top of page
  • Uncle Tavo

Matakaiongo & Hiva Maasi "Faitangane"

(originally posted 12 July 2014)

If only we know what Patele 'Ekuasi said in his sermon on Matakaiongo Manu's funeral, but there is definitely much to be said when it comes to this unforgettable uncle, dad and grandpa - Matakaiongo Manu. For me, he was the ultimate example of the all-important Tongan value called MAMAHI'I ME'A, especially on matters relating to God and Church. You can see why Matakai became a "protege" of 'Ekuasi from early on, starting from when 'Ekuasi groomed him to take over from him as choirmaster of the Matahau Catholic choir, and eventually replacing 'Ekuasi as Catechist of the Matahau Catholic community. But of course, if there's one talent of Matakai that stood out from the rest, it's his music, esp. the performance of the Hiva Maasi or Faitangane which became his signature achievement as a musician.

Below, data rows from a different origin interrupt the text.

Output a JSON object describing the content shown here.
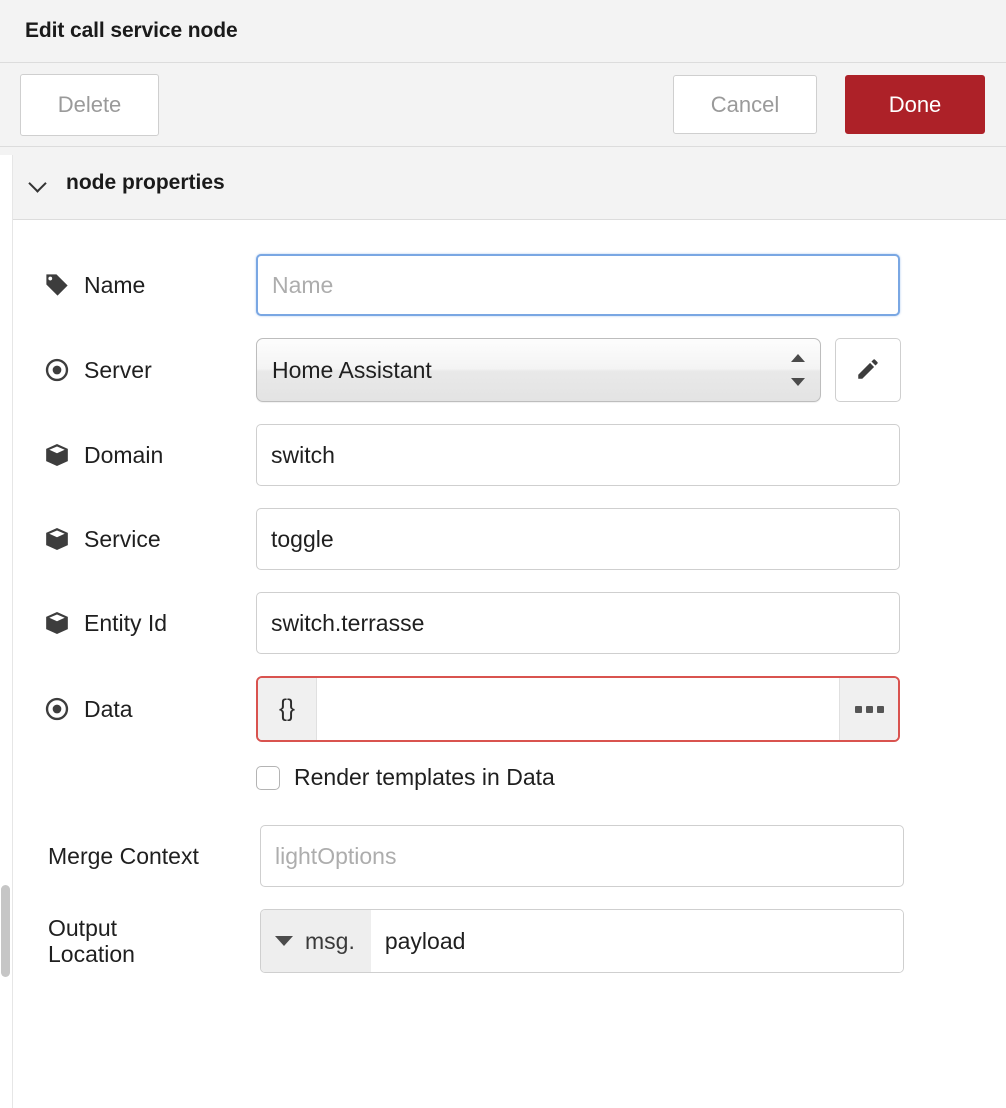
{
  "dialog": {
    "title": "Edit call service node"
  },
  "toolbar": {
    "delete_label": "Delete",
    "cancel_label": "Cancel",
    "done_label": "Done",
    "done_color": "#ad2128"
  },
  "section": {
    "title": "node properties",
    "chevron_icon": "chevron-down-icon",
    "expanded": true
  },
  "fields": {
    "name": {
      "label": "Name",
      "icon": "tag-icon",
      "value": "",
      "placeholder": "Name",
      "focused": true
    },
    "server": {
      "label": "Server",
      "icon": "target-icon",
      "value": "Home Assistant",
      "edit_icon": "pencil-icon"
    },
    "domain": {
      "label": "Domain",
      "icon": "cube-icon",
      "value": "switch",
      "placeholder": ""
    },
    "service": {
      "label": "Service",
      "icon": "cube-icon",
      "value": "toggle",
      "placeholder": ""
    },
    "entity_id": {
      "label": "Entity Id",
      "icon": "cube-icon",
      "value": "switch.terrasse",
      "placeholder": ""
    },
    "data": {
      "label": "Data",
      "icon": "target-icon",
      "type_prefix": "{}",
      "value": "",
      "placeholder": "",
      "expand_icon": "ellipsis-icon",
      "error": true,
      "error_color": "#d9534f"
    },
    "render_templates": {
      "label": "Render templates in Data",
      "checked": false
    },
    "merge_context": {
      "label": "Merge Context",
      "value": "",
      "placeholder": "lightOptions"
    },
    "output_location": {
      "label": "Output\nLocation",
      "type": "msg.",
      "value": "payload",
      "caret_icon": "caret-down-icon"
    }
  },
  "scrollbar": {
    "present": true
  }
}
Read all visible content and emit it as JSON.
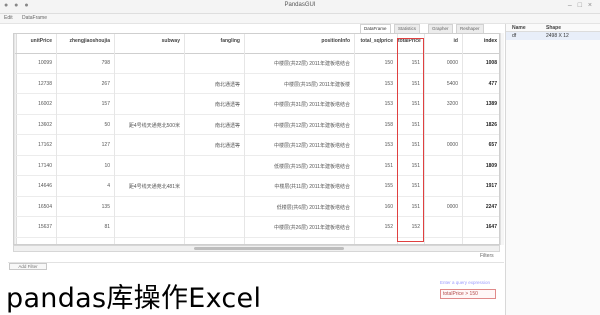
{
  "window": {
    "title": "PandasGUI",
    "menu": [
      "Edit",
      "DataFrame"
    ]
  },
  "tabs": [
    {
      "label": "DataFrame",
      "active": true
    },
    {
      "label": "Statistics",
      "active": false
    },
    {
      "label": "Grapher",
      "active": false
    },
    {
      "label": "Reshaper",
      "active": false
    }
  ],
  "table": {
    "columns": [
      "index",
      "id",
      "totalPrice",
      "total_sqlprice",
      "positionInfo",
      "fangling",
      "subway",
      "zhengjiaoshoujia",
      "unitPrice"
    ],
    "rows": [
      [
        "1008",
        "0000",
        "151",
        "150",
        "中楼层(共22层) 2011年建板塔结合",
        "",
        "",
        "798",
        "10099"
      ],
      [
        "477",
        "5400",
        "151",
        "153",
        "中楼层(共15层) 2011年建板楼",
        "南北通透等",
        "",
        "267",
        "12738"
      ],
      [
        "1389",
        "3200",
        "151",
        "153",
        "中楼层(共31层) 2011年建板塔结合",
        "南北通透等",
        "",
        "157",
        "16002"
      ],
      [
        "1826",
        "",
        "151",
        "158",
        "中楼层(共12层) 2011年建板塔结合",
        "南北通透等",
        "距4号线天通苑北500米",
        "50",
        "13602"
      ],
      [
        "657",
        "0000",
        "151",
        "153",
        "中楼层(共12层) 2011年建板塔结合",
        "南北通透等",
        "",
        "127",
        "17162"
      ],
      [
        "1809",
        "",
        "151",
        "151",
        "低楼层(共15层) 2011年建板塔结合",
        "",
        "",
        "10",
        "17140"
      ],
      [
        "1917",
        "",
        "151",
        "155",
        "中楼层(共11层) 2011年建板塔结合",
        "",
        "距4号线天通苑北481米",
        "4",
        "14646"
      ],
      [
        "2247",
        "0000",
        "151",
        "160",
        "低楼层(共6层) 2011年建板塔结合",
        "",
        "",
        "135",
        "16504"
      ],
      [
        "1647",
        "",
        "152",
        "152",
        "中楼层(共26层) 2011年建板塔结合",
        "",
        "",
        "81",
        "15637"
      ]
    ]
  },
  "filters": {
    "label": "Filters",
    "button_label": "Add Filter",
    "hint": "Enter a query expression",
    "active_filter": "totalPrice > 150"
  },
  "side_panel": {
    "headers": [
      "Name",
      "Shape"
    ],
    "rows": [
      {
        "name": "df",
        "shape": "2498 X 12"
      }
    ]
  },
  "caption": "pandas库操作Excel",
  "colors": {
    "highlight": "#e04040",
    "filter_border": "#e08a8a"
  }
}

I for one am quietly delighted to have learnt that his Funeral Mass concluded with the Hiva Maasi - a most fitting farewell!

Here's the Hiva Maasi at Matakai's Funeral - you may pick out Fr 'Ekuasi from the back:

it is perhaps something of an irony that it was precisely this Hiva Maasi which at one point soured somewhat the good relations between 'Ekuasi and Matakai, even though both eventually got over it. And the occasion was the ordination of 'Aisake Vaisima to the priesthood in Vava'u in the mid-eighties. 'Aisake Vaisima's parish priest, Patele 'Aliki Langi from Kolovai, then asked Matakai to come to Vava'u and teach the Hiva Maasi to the choir there for 'Aisake Vaisima's ordination. Matakai obliged but our old man 'Ekuasi did not agree for the reason that the Hiva Maasi (and other church music that were sung only at Hihifo) should not be shared with other parishes - sounds egoistic? I'll leave that up to you. The Hiva Maasi or Faitangane is actually the Tongan rendition of a very popular military marching tune called "Colonel Bogey March" which was originally composed by British Army Bandmaster F.J. Ricketts (under the pseudonym Kenneth Alford) at the outbreak of World War I in 1914. But the tune only became known when it was used as the theme-song of the 1957 movie "The Bridge on the River Kwai". If you click below to hear the original, it's easy to notice that this great piece of music was meant by the composer especially for the tenor (also notice the different ending):

Translating this not so simple music into Tongan was the genius of a much underrated musician from Kolovai (in the calibre of Sofele Kakala) named Misimoa. As far as I know, the tune has never been put to words in any language - so it took someone from Kolovai to do it. Malie Kolovai! Misimoa left his music book to 'Ekuasi who took over from him as choirmaster for Hihifo (there used to be a big red book at home with all of Misimoa's music). Not only did Misimoa translate the "Colonel Bogey March" into our Hiva Maasi, he also translated various Masses into Tongan (Misa Rossi, etc) which became the pride of Hihifo as no one else in Tonga were able to sing those. Could it be that Misimoa might have left clear instructions to 'Ekuasi to keep his music only at Hihifo? If so, then the old man 'Ekuasi is of course exonerated, for the will of the composer is paramount; otherwise, I would have to side with Matakai on this one. But now that Matakai and 'Ekuasi are meeting up again on the other side, I'm sure my rumbling here is the last thing to concern them. Ora pro nobis.

And here performed live by the British Royal Marines through the streets of Glasgow

33 views0 comments

Recent Posts

See All
bottom of page